Learn from this list of names, that God always keeps His word. He had promised, that in Abraham's seed all the nations of the earth should be blessed. He had promised to raise up a Savior of the family of David. (Genesis 12:3; Isaiah 11:1.) These sixteen verses prove, that Jesus was the son of David and the son of Abraham, and that God's promise was fulfilled.
Learn next from this list of names, the sinfulness and corruption of human nature. Observe how many godly parents in this catalogue had wicked and ungodly sons. The names of Rehoboam, and Joram, and Amon, and Jechoniah, should teach us humbling lessons. They had all pious fathers. But they were all wicked men. Grace does not run in families. It needs something more than good examples and good advice to make us children of God. Those who are born again are not born of blood, nor of the will of the flesh, nor of the will of man, but of God (John 1:13). Praying parents should pray night and day, that their children may be born of the Spirit

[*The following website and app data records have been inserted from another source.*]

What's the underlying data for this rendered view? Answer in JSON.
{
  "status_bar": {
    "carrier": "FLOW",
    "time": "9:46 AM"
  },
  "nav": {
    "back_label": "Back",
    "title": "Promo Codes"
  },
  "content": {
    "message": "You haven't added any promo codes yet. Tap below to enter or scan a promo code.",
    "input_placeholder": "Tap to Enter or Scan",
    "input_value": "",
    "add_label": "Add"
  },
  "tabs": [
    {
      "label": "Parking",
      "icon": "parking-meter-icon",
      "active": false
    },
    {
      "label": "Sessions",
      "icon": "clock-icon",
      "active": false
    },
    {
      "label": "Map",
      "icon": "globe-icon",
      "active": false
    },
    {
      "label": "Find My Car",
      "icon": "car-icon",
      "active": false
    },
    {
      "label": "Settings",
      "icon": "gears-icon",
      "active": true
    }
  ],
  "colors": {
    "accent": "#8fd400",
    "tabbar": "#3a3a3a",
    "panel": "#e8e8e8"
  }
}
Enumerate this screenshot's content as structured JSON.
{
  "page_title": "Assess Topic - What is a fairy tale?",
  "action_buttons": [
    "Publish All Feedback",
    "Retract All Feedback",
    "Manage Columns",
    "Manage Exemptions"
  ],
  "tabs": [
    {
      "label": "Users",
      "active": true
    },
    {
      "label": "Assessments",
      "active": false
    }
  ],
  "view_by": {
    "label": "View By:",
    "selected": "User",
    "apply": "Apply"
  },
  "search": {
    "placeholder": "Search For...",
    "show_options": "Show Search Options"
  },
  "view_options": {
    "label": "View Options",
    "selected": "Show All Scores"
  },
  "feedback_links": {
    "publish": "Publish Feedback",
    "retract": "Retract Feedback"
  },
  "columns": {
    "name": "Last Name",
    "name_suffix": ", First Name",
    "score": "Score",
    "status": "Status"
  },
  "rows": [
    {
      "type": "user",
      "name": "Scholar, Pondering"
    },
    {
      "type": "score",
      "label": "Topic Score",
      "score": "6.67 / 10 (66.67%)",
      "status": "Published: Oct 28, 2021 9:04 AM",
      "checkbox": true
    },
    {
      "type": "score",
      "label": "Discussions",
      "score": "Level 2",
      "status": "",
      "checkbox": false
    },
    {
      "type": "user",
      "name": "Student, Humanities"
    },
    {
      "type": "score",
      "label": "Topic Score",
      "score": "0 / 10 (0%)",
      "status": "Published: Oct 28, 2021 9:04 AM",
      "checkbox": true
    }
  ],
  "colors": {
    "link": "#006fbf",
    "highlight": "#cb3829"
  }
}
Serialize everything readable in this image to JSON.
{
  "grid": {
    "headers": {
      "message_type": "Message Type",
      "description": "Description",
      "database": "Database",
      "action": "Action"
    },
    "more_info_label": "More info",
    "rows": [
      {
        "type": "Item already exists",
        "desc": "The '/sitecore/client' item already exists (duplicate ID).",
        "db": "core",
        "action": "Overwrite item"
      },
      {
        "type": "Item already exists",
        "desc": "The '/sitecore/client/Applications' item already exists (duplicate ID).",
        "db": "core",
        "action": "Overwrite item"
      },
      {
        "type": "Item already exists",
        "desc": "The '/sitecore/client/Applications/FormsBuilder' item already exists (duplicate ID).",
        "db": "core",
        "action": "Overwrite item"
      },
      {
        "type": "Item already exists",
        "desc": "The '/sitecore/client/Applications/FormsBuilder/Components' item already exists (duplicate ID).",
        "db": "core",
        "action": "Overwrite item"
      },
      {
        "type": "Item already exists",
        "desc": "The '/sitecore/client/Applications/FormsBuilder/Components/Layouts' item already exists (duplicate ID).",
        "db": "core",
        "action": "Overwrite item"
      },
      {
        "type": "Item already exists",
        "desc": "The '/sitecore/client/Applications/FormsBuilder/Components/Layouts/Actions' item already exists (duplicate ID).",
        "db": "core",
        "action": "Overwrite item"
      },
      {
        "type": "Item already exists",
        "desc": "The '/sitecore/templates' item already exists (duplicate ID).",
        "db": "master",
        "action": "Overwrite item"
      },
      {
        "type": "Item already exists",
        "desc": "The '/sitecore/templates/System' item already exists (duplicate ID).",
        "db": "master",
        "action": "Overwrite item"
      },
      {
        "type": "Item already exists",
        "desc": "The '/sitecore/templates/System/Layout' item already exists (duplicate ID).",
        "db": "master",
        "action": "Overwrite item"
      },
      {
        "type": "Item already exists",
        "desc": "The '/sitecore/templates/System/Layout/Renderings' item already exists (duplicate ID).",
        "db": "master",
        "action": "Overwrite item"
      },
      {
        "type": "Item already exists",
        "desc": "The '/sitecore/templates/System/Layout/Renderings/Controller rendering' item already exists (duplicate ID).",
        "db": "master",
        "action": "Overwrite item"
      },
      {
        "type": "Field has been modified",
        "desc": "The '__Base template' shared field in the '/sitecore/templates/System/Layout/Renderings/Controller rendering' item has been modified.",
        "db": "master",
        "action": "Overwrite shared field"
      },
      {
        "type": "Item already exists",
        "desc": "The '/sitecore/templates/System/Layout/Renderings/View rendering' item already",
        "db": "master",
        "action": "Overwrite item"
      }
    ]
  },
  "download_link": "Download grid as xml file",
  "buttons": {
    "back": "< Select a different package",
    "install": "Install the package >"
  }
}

Learn lastly from this list of names, how great is the mercy and compassion of our Lord Jesus Christ. Think how defiled and unclean our nature is; and then think what a condescension it was in Him to be born of a woman, and "made in the likeness of men." Some of the names we read in this catalogue remind us of shameful and sad histories. Some of the names are those of people never mentioned elsewhere in the Bible. But at the end of all comes the name of the Lord Jesus Christ. Though He is the eternal God, He humbled Himself to become man, in order to provide salvation for sinners. "Though he was rich, yet for our sakes he became poor."
Adapted from The Gospel of Matthew by J.C. Ryle (Chapter 1).